§ **Problem description**: Retype the data below verbatim; pictures do not belong in the copy.
┌──
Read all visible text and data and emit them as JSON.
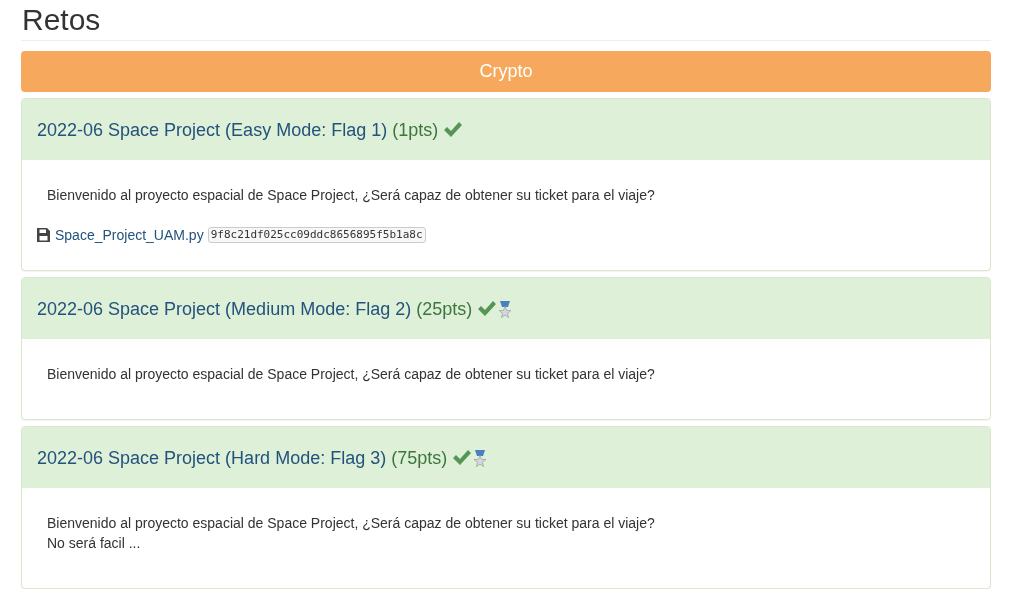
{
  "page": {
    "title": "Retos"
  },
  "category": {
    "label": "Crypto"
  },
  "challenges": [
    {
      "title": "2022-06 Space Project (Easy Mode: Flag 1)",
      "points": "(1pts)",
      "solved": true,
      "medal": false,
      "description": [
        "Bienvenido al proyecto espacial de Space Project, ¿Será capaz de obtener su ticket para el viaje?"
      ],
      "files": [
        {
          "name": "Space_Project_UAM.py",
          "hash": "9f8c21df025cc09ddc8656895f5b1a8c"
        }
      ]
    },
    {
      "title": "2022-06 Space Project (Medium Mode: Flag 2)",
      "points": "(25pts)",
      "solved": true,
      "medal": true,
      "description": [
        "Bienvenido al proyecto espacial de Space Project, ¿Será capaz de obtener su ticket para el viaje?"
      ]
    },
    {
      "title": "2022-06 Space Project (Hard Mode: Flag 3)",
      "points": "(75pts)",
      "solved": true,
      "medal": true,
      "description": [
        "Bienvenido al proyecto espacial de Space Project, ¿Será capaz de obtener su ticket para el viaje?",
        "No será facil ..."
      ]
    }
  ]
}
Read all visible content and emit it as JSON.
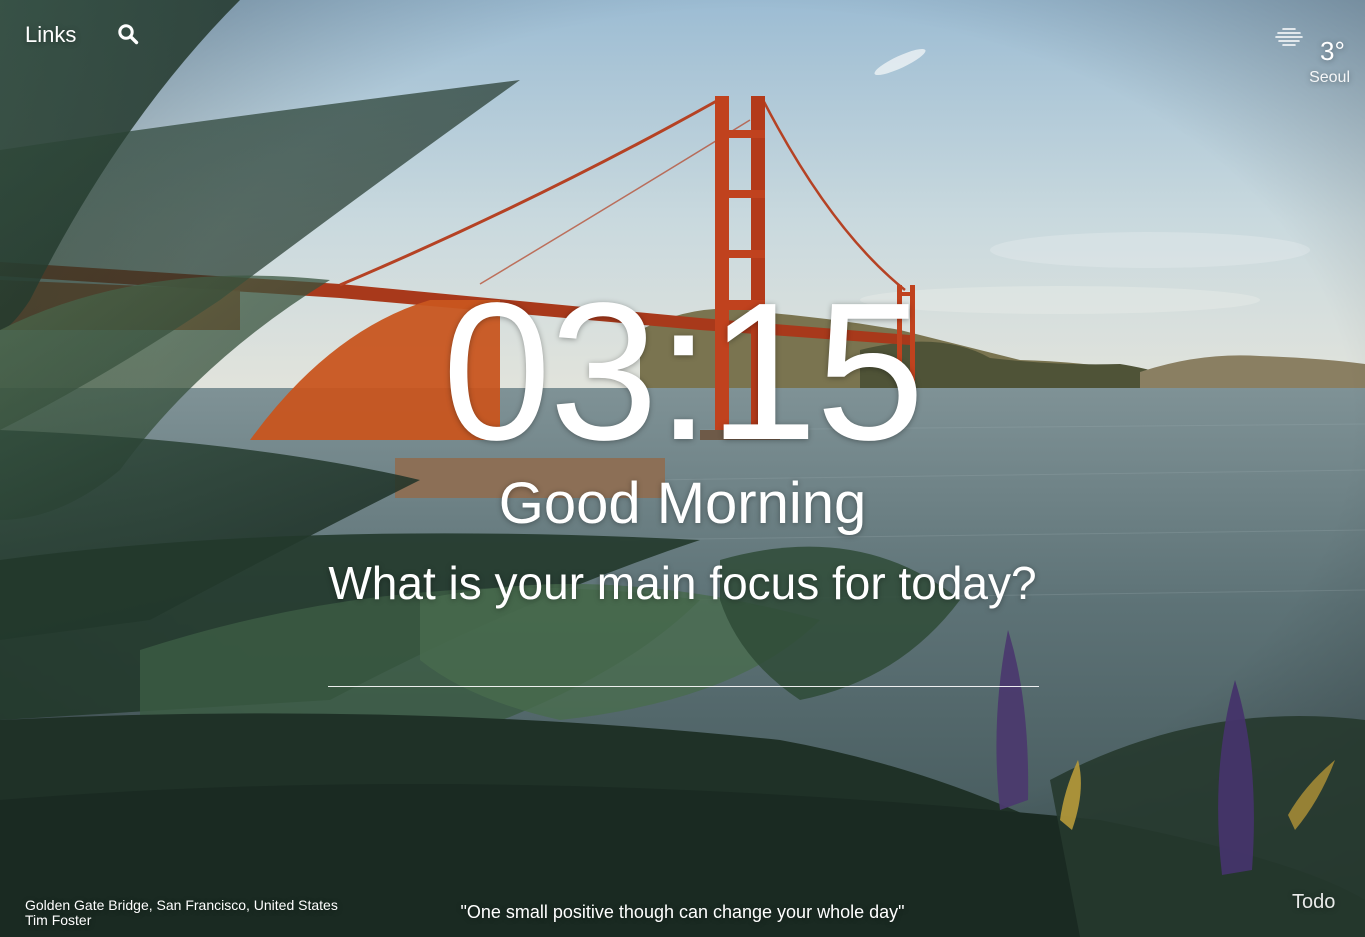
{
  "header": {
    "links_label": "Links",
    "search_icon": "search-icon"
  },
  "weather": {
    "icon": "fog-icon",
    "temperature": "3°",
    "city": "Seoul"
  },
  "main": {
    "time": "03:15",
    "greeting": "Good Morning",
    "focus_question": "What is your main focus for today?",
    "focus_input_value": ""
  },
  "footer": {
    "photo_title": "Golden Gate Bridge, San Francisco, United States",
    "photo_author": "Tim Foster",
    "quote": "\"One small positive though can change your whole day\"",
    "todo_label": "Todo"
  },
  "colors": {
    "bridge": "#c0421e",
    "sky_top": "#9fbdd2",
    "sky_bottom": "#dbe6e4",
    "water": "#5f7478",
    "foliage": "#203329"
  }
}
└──
§ **Response to this task**:
Read all visible text and data and emit them as JSON.
{
  "page": {
    "title": "Retos"
  },
  "category": {
    "label": "Crypto"
  },
  "challenges": [
    {
      "title": "2022-06 Space Project (Easy Mode: Flag 1)",
      "points": "(1pts)",
      "solved": true,
      "medal": false,
      "description": [
        "Bienvenido al proyecto espacial de Space Project, ¿Será capaz de obtener su ticket para el viaje?"
      ],
      "files": [
        {
          "name": "Space_Project_UAM.py",
          "hash": "9f8c21df025cc09ddc8656895f5b1a8c"
        }
      ]
    },
    {
      "title": "2022-06 Space Project (Medium Mode: Flag 2)",
      "points": "(25pts)",
      "solved": true,
      "medal": true,
      "description": [
        "Bienvenido al proyecto espacial de Space Project, ¿Será capaz de obtener su ticket para el viaje?"
      ]
    },
    {
      "title": "2022-06 Space Project (Hard Mode: Flag 3)",
      "points": "(75pts)",
      "solved": true,
      "medal": true,
      "description": [
        "Bienvenido al proyecto espacial de Space Project, ¿Será capaz de obtener su ticket para el viaje?",
        "No será facil ..."
      ]
    }
  ]
}
Read all visible content and emit it as JSON.
{
  "header": {
    "links_label": "Links",
    "search_icon": "search-icon"
  },
  "weather": {
    "icon": "fog-icon",
    "temperature": "3°",
    "city": "Seoul"
  },
  "main": {
    "time": "03:15",
    "greeting": "Good Morning",
    "focus_question": "What is your main focus for today?",
    "focus_input_value": ""
  },
  "footer": {
    "photo_title": "Golden Gate Bridge, San Francisco, United States",
    "photo_author": "Tim Foster",
    "quote": "\"One small positive though can change your whole day\"",
    "todo_label": "Todo"
  },
  "colors": {
    "bridge": "#c0421e",
    "sky_top": "#9fbdd2",
    "sky_bottom": "#dbe6e4",
    "water": "#5f7478",
    "foliage": "#203329"
  }
}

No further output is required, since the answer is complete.